1. Jul 24, 2014

### Greg Bernhardt

Definition/Summary

A spring is a mechanical device that produces a restoring force when stretched or compressed. The restoring force acts to restore the spring to its equilibrium position, and is typically proportional to displacement.

Similarly, a torsion spring produces a restoring torque when twisted.

Equations

\begin{align*} & F = -k x \ \ \ \ \ \ \text{(Hooke's Law)} \\ & \\ & T = -k \theta \ \ \ \ \ \ \text{(Torsion spring)} \\ & \\ & U = \frac{1}{2} k x^2 \ \text{or} \ \frac{1}{2} k \theta^2 \ \ \ \ \ \ \text{(Potential energy)} \\ & \\ & k_{net} = k_1 + k_2 \ \ \ \ \ \ \text{(combining 2 springs in parallel)} \\ & \\ & \frac{1}{k_{net}} = \frac{1}{k_1} + \frac{1}{k_2} \ \ \ \ \ \ \text{(combining 2 springs in series)} \\ \end{align*}

Extended explanation

Definition of terms

Hooke's Law:
F is the force exerted by the spring on an object attached to it.
x is the spring's displacement from it's equilibrium length.
k is the spring constant, with SI units of N/m.

Torsion spring:
T is the torque exerted by the spring on an object attached to it.
θ is the spring's angular displacement from it's equilibrium position.
k is the spring constant, with SI units of N-m / rad.

U is the potential energy stored in the spring.
k1 and k2 are the spring constants of two separate springs
knet is the net or effective spring constant for two springs attached to each other.

Angle units for torsion springs
To use the potential energy equation, the angle and spring constant must be in terms of radians.
To use the torsion spring equation for torque, the angle and spring constant may be in terms of any angular units (such as degrees).
To calculate energy when the spring constant is given in terms of degrees, either convert k to be in terms of radians, or use the rather unwieldy form
U = ½ k (θ in degrees) (θ in radians) ​
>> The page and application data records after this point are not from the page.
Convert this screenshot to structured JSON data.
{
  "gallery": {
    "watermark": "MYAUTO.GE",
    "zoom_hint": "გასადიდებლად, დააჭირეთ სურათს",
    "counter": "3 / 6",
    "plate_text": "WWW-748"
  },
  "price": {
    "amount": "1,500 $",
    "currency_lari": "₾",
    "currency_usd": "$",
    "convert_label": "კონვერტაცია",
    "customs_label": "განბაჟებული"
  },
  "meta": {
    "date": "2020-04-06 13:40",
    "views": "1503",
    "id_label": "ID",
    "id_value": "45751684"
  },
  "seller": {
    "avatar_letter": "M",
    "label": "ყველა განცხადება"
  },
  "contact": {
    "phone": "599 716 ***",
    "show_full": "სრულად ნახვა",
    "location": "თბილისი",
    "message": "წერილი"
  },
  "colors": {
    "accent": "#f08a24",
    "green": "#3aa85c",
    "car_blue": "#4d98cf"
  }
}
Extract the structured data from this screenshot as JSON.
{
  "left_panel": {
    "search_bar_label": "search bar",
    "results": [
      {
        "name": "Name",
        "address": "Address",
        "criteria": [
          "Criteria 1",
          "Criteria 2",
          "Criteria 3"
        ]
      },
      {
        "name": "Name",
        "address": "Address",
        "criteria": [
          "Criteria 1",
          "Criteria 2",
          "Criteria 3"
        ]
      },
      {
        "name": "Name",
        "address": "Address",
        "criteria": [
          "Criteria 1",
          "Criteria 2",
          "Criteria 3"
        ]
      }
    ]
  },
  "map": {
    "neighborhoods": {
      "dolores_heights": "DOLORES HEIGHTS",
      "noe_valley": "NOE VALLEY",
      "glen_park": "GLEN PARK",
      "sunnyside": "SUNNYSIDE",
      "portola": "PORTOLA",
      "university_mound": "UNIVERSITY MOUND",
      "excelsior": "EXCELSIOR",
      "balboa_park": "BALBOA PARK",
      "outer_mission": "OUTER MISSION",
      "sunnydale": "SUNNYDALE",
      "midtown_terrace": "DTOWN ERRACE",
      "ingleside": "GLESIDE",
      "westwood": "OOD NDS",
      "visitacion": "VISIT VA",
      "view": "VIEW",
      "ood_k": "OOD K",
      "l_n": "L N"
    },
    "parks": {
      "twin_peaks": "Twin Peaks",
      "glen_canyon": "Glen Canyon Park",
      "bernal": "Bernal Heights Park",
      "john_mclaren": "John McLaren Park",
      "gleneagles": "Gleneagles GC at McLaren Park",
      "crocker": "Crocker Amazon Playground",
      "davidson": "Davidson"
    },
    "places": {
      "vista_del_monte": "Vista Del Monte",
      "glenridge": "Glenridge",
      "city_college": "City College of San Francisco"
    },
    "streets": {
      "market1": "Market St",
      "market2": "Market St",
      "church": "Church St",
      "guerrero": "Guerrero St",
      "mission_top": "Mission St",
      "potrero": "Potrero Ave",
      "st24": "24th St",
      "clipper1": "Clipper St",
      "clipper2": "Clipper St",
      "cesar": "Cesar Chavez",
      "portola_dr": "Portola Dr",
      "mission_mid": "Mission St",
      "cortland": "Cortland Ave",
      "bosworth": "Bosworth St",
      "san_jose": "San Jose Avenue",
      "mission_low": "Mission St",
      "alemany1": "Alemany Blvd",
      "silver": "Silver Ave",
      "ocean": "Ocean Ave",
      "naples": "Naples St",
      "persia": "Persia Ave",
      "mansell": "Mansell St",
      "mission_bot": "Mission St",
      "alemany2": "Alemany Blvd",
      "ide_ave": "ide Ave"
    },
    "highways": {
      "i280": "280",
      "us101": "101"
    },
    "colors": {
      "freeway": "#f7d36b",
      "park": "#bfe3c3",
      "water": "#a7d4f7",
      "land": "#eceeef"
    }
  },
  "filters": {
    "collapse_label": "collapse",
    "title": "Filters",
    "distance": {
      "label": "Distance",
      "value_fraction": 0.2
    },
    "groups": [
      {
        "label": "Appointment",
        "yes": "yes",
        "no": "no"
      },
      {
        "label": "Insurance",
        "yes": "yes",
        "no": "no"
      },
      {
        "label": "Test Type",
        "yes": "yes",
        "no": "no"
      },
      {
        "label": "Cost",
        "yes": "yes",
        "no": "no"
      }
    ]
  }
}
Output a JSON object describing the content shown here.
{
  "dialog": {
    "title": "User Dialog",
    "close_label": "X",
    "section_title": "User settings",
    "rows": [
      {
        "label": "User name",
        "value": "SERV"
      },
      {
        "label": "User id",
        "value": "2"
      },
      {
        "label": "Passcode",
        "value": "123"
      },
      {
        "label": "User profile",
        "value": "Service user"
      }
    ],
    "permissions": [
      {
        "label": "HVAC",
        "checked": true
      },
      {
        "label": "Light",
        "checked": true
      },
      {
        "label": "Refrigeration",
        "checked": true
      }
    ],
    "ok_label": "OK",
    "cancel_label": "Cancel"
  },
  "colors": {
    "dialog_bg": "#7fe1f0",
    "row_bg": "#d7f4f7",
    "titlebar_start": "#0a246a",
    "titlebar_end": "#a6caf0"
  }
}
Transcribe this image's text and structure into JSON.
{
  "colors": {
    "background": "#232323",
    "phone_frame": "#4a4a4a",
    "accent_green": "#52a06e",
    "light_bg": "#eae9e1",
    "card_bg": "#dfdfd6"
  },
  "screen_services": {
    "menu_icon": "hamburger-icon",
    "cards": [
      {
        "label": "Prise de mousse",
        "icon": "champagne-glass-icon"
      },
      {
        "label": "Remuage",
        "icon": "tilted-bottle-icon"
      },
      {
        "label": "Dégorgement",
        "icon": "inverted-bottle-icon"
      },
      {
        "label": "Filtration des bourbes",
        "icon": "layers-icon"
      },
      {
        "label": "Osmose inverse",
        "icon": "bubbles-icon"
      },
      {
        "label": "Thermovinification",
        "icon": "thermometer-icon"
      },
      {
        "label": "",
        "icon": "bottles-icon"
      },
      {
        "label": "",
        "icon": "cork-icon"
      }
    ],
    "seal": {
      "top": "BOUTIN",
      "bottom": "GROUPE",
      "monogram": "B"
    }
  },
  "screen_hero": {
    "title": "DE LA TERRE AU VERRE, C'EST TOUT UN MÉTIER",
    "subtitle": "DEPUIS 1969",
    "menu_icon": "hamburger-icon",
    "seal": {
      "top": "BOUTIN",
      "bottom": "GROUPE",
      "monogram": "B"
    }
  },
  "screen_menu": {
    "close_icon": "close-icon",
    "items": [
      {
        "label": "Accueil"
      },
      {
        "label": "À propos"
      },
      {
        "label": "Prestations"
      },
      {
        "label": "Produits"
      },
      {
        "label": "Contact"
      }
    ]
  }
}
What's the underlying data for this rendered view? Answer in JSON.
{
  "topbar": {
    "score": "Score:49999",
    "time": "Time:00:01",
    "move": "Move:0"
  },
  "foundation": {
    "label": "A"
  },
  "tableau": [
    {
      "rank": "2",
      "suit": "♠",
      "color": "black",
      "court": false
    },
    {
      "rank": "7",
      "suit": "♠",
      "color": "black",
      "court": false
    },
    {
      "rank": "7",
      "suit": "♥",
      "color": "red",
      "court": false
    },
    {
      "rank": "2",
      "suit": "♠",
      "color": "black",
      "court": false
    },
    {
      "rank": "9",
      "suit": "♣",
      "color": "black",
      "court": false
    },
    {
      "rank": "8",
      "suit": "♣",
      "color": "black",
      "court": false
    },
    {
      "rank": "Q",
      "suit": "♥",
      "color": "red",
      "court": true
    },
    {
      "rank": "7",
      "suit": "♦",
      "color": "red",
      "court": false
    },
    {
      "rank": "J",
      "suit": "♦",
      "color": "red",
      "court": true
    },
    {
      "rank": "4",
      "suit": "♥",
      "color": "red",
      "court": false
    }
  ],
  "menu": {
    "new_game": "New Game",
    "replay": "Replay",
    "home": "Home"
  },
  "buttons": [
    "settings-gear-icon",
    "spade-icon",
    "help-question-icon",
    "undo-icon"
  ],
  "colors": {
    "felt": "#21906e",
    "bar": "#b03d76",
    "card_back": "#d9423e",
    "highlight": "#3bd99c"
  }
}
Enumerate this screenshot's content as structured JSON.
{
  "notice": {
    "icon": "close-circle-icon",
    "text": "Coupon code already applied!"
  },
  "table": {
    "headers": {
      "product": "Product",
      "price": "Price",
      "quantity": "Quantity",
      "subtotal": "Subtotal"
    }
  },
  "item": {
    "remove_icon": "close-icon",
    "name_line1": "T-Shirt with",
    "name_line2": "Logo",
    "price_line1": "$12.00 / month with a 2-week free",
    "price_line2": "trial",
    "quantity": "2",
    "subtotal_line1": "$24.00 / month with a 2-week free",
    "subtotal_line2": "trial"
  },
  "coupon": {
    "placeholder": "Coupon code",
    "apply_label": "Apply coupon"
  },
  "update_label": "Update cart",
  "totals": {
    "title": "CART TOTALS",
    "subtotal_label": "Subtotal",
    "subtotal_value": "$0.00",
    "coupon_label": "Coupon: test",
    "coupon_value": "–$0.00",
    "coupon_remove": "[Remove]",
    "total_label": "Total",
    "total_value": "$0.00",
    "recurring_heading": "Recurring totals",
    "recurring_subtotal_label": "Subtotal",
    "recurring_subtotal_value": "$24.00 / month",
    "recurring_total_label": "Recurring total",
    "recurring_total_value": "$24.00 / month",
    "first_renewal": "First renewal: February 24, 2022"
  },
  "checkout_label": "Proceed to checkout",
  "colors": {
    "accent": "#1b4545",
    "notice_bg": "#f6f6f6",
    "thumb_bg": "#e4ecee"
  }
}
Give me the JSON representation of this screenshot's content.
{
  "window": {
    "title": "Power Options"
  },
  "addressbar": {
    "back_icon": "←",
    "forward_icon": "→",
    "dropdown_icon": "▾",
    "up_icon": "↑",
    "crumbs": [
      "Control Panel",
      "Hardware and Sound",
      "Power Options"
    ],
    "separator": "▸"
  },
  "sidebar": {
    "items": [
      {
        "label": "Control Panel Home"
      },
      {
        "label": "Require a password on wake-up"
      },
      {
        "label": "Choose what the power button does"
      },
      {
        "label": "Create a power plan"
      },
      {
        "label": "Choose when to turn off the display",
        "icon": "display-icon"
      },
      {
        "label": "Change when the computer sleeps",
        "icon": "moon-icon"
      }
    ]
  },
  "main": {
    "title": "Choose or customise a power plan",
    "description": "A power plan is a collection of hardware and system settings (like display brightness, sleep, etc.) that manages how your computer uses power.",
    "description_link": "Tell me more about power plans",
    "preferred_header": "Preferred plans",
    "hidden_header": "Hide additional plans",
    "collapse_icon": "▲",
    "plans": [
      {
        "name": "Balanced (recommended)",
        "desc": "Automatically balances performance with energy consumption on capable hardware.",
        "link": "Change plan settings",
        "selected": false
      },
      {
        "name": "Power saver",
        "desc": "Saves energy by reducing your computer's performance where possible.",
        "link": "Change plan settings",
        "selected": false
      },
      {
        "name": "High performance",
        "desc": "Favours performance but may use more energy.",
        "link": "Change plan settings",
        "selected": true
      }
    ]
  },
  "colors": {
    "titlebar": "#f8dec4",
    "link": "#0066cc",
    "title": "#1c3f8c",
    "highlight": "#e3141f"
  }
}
* This entry is from our old Library feature, and was originally created by Redbelly98

Last edited by a moderator: Jul 27, 2014